pp. 186 - 190
We have now considered the teaching of the Book of Numbers up to the end of
chapter 25: From this point to the end of the Book, we have eleven more chapters. Had
our intention in this series been a study of each book as it stands, we should have dealt
next with the structures and analysis of the remaining chapters. This work had been
partly done, but upon weighing the matter over, and considering the teaching of these
remaining chapters in the light of the title, "Fundamentals of dispensational truth", we
have decided to replace this detailed study by the briefest of summaries. Su much of the
ground is retraced in these chapters, the new matter being largely connected with the
re-adjustment of the people in view of the entry into the land, and the summary will be
sufficient to lead on to the study of the fifth book of Moses, that of Deuteronomy.
Numb. 26: is occupied with the numbering of the people. This is the third census.
The three occasions on which a census was taken are as follows:--
(1) Before the building of the tabernacle (Exod. 30: 11; 38: 25). This provided
silver for the work of the tabernacle.
(2) At the opening of the Book of Numbers, in the wilderness of Sinai (Numb. 1:).
(3) The third numbering is recorded here in Numb. 26: The record is followed by
this solemn comment:--
"These are they that were numbered by Moses and Eleazar the priest, who
numbered the children of Israel in the plains of Moab by Jordan near Jericho. But
among these was not a man whom Moses and Aaron the priest numbered, when they
numbered the children of Israel in the wilderness of Sinai. For the Lord had said of
them, They shall surely die in the wilderness. And there was not left a man of them
save Caleb, the son of Jephunneh, and Joshua, the son of Nun" (Numb. 26: 63-65).

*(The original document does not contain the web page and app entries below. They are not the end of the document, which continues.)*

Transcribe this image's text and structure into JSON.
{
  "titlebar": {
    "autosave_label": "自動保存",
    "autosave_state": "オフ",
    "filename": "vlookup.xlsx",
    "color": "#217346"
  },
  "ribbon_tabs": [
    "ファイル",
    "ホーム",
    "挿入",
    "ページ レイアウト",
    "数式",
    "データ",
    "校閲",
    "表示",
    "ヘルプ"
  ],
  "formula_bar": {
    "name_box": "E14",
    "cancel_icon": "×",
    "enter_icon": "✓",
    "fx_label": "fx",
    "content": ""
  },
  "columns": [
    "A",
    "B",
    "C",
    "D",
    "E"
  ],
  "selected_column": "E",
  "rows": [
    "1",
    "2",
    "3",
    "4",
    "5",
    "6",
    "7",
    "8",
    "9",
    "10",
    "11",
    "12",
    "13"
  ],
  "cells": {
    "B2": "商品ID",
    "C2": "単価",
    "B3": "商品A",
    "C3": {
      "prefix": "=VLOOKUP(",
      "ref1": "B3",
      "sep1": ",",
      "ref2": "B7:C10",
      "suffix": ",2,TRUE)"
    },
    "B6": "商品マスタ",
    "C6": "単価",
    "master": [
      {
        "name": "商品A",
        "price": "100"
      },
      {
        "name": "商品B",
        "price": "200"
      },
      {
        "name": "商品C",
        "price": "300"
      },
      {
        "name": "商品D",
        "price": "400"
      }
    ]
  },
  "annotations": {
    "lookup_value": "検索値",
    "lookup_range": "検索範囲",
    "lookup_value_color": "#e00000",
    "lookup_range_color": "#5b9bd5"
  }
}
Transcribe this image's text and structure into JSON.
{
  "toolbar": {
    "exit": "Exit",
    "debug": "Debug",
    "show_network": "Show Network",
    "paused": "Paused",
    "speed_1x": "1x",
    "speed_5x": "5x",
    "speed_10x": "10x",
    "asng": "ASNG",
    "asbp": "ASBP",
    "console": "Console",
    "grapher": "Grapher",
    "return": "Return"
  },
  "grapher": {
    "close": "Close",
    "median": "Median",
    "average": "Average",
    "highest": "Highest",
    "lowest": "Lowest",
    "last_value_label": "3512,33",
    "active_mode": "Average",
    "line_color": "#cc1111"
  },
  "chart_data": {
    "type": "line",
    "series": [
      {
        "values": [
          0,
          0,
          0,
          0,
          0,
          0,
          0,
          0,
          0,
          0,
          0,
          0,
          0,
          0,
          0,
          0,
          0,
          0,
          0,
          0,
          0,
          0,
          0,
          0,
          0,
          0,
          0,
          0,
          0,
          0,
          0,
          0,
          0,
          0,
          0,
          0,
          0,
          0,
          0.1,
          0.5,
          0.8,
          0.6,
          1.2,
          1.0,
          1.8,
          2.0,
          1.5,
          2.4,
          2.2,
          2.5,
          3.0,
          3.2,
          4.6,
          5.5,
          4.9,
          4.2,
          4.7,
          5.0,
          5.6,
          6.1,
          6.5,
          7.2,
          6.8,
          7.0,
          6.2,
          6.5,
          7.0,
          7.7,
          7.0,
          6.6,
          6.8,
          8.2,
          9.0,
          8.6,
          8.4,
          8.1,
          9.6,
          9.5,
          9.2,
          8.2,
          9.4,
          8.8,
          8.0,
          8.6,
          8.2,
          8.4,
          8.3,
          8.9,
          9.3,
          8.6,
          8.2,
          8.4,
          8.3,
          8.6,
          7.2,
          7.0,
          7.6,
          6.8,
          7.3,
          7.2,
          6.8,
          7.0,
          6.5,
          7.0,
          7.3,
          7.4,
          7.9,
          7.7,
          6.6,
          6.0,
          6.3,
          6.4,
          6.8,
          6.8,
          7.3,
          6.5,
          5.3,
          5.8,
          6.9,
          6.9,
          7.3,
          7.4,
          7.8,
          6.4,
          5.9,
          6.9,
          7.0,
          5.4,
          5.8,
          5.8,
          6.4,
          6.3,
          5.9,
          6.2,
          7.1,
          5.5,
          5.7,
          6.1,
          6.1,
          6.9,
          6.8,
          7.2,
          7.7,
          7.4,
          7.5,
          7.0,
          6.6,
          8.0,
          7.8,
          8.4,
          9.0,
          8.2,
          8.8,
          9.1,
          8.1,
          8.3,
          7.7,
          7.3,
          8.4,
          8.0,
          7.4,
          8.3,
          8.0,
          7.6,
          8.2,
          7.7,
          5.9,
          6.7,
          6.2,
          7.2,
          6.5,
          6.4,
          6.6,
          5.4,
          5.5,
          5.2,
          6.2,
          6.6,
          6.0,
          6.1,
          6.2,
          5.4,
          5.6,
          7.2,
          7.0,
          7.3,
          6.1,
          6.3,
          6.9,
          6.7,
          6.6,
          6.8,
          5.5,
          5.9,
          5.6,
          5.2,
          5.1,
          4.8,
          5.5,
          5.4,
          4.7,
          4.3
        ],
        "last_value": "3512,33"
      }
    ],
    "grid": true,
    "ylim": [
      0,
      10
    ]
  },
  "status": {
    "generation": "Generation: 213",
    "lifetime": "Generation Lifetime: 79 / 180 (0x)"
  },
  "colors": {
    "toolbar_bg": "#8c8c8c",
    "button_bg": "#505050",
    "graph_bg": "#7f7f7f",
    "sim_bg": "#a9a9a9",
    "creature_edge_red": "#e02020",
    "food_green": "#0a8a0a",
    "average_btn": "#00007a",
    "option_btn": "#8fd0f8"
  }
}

Even Moses is not spared. He, too, must suffer loss, because of his failure to sanctify
the Lord at Meribah:--
"And the Lord said unto Moses, Get thee up into this mount Abarim, and see the land
which I have given unto the children of Israel. And when thou hast seen it, thou also
shalt be gathered unto thy people, as Aaron thy brother was gathered. For ye rebelled
against My commandment in the desert of Zin, in the strife of the congregation, to
sanctify Me at the water before their eyes" (Numb. 27: 12-14).
With these solemn words we may compare the witness of the apostle Paul:--
"Lest by any means, when I have preached to others, I myself should be disqualified
. . . . . All our fathers were under the cloud . . . . . all . . . . . all . . . . . all . . . . . all, but with
many of them God was not well pleased . . . . . Let him that thinketh he standeth, take
heed lest he fall" (I Cor. 9: 24 - 10: 12).
"Take heed, brethren, lest there be in any of you an evil heart of unbelief . . . . . So we
see that they could not enter in because of unbelief. Let us therefore fear, lest, a promise
being left us . . . . . any of you should seem to come short of it" (Heb. 3: 7 - 4: 1).
"This one thing I do, forgetting . . . . . reaching forth . . . . . I press toward the mark for
the prize of the high calling of God in Christ Jesus" (Phil. 3: 13, 14).